◆ Task item: Examine the entries and show every line in which the word "Editor" is found.

*** The data ***

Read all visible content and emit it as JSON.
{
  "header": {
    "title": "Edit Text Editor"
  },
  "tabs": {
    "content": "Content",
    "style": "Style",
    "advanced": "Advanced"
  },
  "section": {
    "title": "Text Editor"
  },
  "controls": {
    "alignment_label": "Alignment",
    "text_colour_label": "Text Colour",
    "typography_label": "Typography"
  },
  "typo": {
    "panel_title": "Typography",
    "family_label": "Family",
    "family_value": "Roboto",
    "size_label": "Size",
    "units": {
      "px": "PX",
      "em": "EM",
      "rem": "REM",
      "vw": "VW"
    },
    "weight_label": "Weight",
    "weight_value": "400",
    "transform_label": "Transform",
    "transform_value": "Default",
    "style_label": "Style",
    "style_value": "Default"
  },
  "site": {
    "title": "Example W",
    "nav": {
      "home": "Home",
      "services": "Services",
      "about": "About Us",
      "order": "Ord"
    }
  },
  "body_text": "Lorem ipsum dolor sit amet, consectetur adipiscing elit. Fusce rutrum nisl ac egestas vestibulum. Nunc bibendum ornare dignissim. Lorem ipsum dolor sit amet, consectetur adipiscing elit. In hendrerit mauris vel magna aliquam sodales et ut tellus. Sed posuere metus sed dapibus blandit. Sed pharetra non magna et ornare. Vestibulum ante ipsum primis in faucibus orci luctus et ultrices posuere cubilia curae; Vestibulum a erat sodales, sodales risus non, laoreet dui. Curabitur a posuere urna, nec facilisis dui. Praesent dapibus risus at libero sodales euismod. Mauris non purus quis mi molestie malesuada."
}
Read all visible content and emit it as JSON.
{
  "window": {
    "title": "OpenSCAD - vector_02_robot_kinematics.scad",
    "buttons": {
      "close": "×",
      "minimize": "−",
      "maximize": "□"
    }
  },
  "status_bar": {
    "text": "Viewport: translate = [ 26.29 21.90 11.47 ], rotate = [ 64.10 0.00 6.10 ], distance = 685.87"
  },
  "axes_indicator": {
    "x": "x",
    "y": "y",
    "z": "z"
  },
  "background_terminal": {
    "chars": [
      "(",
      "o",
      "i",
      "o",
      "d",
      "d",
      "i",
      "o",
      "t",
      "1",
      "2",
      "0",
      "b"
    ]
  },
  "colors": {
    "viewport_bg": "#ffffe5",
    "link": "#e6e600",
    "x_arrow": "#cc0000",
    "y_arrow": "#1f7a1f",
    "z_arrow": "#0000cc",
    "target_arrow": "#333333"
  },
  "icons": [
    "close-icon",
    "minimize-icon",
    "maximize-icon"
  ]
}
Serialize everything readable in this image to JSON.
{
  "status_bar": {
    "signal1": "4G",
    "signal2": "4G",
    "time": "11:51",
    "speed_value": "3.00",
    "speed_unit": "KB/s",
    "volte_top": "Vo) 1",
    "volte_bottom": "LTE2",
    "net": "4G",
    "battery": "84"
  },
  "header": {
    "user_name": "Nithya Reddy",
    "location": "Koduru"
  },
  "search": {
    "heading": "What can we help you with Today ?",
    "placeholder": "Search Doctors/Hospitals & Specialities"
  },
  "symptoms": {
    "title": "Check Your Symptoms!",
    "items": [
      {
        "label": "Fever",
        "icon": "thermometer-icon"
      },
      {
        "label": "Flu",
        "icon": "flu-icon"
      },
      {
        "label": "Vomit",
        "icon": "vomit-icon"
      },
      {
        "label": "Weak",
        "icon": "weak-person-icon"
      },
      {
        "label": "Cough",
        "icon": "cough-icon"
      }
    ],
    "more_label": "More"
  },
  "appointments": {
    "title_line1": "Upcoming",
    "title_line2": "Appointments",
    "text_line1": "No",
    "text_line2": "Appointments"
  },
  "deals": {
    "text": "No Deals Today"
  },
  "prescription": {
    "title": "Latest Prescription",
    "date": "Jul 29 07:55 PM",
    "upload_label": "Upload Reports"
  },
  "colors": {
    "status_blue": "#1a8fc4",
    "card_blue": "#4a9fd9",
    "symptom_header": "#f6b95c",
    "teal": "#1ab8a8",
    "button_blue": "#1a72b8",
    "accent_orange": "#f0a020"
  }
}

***

◆ Answer space:
    "title": "Edit Text Editor"
    "title": "Text Editor"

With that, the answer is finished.